The day Natsumi Kogawa was last seen alive, she was supposed to meet with a new Canadian friend who had promised to get her a job at a Japanese restaurant where his cousin worked.
Derek Manhas was going to pick up Kogawa at her North Burnaby homestay on Sept. 8, 2016, at 5:30 p.m., later changed to 6:30 p.m. They were planning to walk the Seawall and go to Miku near Canada Place so she could fill out a job application.
But the message the 30-year-old Japanese student sent to Manhas, 35, confirming their 6:30 p.m. meeting was the last time he ever heard from her.
When Kogawa didn’t show up, Manhas looked for her between her home and the nearest SkyTrain station, texting her along the way before finally giving up and going home.
A few hours before that planned meeting, Kogawa was captured on CCTV video walking with William Schneider west on Hastings Street toward Stanley Park.
She had just bought a mickey of vodka at a liquor store and some chips and crackers at the Dollarama store, both not far from Miku.
Two weeks later, Kogawa’s body was found in a suitcase on a lot of the old Gabriola Mansion, and the old Macaroni Grill, in the West End of Vancouver. The next day, Schneider was arrested in Vernon.
Schneider, an unemployed 51-year-old who at the time was living in a shelter and collecting welfare, has been charged with her murder and with interfering with human remains.
He has pleaded not guilty to both charges at his B.C. Supreme Court trial in front of judge and jury.
Manhas, who met Kogawa through mutual friends in mid-July 2016, told court he was immediately concerned about Kogawa’s no-show on Sept. 8.
That weekend he went hiking out of town and when he returned and realized that other friends hadn’t heard from Kogawa, he called police to report her missing.
That evening, Jay Vergara, Kogawa’s boyfriend, also called police to report her missing after Kogawa hadn’t returned any of his texts or calls since they last communicated shortly after midnight on Sept. 8, 2016.

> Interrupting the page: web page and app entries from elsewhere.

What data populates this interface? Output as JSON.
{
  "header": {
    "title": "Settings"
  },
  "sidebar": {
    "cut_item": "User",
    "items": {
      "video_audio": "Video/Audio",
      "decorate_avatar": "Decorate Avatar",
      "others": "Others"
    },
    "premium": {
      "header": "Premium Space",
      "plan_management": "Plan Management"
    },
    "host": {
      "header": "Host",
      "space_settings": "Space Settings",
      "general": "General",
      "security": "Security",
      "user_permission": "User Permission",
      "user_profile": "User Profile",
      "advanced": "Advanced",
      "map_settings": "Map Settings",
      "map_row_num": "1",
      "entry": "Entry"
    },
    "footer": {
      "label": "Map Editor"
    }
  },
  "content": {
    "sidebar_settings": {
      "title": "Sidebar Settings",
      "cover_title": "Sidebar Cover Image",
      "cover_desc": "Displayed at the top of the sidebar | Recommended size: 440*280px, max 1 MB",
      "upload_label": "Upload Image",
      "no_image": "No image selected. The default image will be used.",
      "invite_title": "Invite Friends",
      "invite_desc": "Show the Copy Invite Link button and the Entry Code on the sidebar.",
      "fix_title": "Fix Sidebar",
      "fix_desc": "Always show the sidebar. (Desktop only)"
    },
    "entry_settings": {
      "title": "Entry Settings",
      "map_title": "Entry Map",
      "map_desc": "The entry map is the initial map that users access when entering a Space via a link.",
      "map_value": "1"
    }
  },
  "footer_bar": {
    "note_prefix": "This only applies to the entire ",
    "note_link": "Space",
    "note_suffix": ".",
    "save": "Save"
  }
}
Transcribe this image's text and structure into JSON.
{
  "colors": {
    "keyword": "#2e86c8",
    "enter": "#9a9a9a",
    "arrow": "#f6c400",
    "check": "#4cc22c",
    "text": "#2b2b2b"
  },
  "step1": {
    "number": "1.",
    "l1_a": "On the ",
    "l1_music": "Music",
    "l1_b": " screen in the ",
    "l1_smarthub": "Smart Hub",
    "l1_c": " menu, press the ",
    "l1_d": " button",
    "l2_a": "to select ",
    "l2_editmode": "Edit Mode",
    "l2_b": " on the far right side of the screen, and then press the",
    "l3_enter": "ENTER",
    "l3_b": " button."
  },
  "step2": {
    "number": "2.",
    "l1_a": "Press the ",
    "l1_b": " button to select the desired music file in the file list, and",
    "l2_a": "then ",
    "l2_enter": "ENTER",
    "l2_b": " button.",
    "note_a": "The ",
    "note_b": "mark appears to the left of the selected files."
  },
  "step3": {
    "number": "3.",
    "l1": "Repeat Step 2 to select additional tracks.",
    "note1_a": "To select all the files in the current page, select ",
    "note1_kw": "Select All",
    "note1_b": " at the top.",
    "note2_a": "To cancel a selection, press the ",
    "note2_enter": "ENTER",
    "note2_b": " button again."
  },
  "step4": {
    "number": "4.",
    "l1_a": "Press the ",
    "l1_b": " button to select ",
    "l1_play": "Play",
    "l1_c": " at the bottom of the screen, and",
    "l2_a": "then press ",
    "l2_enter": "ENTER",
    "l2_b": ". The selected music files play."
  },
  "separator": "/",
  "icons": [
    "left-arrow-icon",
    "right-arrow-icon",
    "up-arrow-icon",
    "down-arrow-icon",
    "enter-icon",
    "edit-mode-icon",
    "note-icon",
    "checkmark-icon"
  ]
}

Vergara testified that he travelled to her Burnaby homestay on Sept. 12, 2016, to try to find her.
“I thought maybe she was sick, something had happened with her phone,” he said. “I was panicking and I was knocking on her door.”
Vergara said Kogawa “studied a lot to perfect her English” and wanted to find a part-time job and to extend her visa to allow her to remain in Canada because she “loved” it here.
He also said she was learning to play the ukulele.
Manhas described Kogawa as “happy, calm, peaceful, nice, genuine.”
Both men said she never exhibited any medical, emotional or mental problems and didn’t take any drugs, prescribed or otherwise. Vergara said she drank beer but didn’t drink vodka.
On Thursday, Crown will call as its witness Schneider’s brother, Warren Schneider.